Today I facilitated a session on ‘Cultural Sensitivity in the Courtroom’ for the Judicial Council of Victoria today. With a combined group of Judges, Justices and Magistrates from across theState, this was a stimulating workshop examining: how to be alert to the potential impact of culture in a proceeding; how to better identify when and how culture may be relevant to a proceeding; and, to learn practical tips for managing cultural issues. 
This session involved three tailored presentations on South Sudanese, mainland Chinese and Middle Eastern (focusing on Lebanon, Syria & Iraq) community case studies. Presenters of these backgrounds discussed how a litigants cultural background my affect their interaction with the justice system , to assist judicial officers in identifying when culture may be relevant to proceedings. 

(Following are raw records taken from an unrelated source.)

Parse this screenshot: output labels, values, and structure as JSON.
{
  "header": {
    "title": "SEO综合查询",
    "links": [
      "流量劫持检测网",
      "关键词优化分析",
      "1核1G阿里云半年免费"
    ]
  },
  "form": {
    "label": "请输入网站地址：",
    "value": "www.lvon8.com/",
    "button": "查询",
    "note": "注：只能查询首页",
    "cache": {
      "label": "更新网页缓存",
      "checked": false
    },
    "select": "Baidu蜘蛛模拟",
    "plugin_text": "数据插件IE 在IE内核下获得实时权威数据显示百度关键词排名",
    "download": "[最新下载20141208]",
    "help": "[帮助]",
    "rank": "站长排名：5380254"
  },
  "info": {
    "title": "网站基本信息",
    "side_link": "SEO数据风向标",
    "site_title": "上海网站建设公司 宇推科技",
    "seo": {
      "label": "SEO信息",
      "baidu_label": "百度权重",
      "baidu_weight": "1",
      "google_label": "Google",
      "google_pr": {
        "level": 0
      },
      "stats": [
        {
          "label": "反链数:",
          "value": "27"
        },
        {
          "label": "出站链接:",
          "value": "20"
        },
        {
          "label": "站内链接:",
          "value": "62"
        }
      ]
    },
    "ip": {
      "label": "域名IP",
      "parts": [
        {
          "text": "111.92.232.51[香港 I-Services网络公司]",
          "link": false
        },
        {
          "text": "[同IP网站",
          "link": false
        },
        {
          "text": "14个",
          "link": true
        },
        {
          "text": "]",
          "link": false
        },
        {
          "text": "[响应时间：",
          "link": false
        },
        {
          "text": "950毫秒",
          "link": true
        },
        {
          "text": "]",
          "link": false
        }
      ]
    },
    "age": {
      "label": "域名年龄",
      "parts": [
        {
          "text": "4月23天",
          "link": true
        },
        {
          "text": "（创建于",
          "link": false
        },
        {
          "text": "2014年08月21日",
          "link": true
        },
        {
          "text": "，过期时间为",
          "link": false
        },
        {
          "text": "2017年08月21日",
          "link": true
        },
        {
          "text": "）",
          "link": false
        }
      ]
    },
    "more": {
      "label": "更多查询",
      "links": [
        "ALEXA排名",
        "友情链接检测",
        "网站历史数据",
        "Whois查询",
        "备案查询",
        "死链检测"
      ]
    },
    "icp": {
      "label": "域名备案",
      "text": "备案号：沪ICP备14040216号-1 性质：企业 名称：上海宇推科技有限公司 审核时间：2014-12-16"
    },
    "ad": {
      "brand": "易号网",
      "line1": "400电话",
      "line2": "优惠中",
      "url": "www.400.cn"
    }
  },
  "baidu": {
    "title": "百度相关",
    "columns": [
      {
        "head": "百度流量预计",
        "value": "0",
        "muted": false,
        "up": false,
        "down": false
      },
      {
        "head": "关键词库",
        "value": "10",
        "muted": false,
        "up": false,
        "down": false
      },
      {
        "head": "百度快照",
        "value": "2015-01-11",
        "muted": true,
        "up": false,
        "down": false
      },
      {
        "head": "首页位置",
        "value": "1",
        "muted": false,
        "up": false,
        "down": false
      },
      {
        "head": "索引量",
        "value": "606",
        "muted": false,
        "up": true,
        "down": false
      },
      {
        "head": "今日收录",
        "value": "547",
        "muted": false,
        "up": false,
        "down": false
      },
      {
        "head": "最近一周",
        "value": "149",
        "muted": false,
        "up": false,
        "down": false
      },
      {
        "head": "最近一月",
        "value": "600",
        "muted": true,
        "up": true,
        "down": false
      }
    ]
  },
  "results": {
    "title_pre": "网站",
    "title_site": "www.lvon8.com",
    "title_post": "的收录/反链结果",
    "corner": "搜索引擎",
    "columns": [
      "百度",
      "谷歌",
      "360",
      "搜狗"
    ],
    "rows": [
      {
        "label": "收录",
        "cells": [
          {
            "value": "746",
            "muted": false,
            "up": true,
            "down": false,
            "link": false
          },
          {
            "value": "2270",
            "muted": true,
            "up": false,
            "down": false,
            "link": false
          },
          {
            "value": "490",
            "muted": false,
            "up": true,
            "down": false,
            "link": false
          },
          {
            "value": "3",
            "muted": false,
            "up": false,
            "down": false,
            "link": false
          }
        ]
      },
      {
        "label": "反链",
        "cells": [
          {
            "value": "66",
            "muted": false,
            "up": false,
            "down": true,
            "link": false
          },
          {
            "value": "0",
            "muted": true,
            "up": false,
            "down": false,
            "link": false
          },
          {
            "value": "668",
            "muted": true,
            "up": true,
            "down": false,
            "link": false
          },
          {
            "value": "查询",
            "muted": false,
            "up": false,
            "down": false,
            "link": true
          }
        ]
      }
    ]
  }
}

In all, the knowledge shared was substantial. Topics gleaned from conversations between participants and presenters included; parenting challenges, demeanour and language styles, pre migration trauma and PTSD, concepts of honour, shame and social face dictating community standards and the harsh reality of settlement within a cross cultural contexts impacting generations differently. 
I spoke about how underpinning this learning were constructs of implicit and cultural bias – which could potentially be unlearned with the right learning tools.  
Congratulations to the JCV for this progressive initiative. I was impressed to see judicial officers in our courts showing the desire to learn more and provide outcomes for clients premised on a concerted effort to understand their cultural complexities .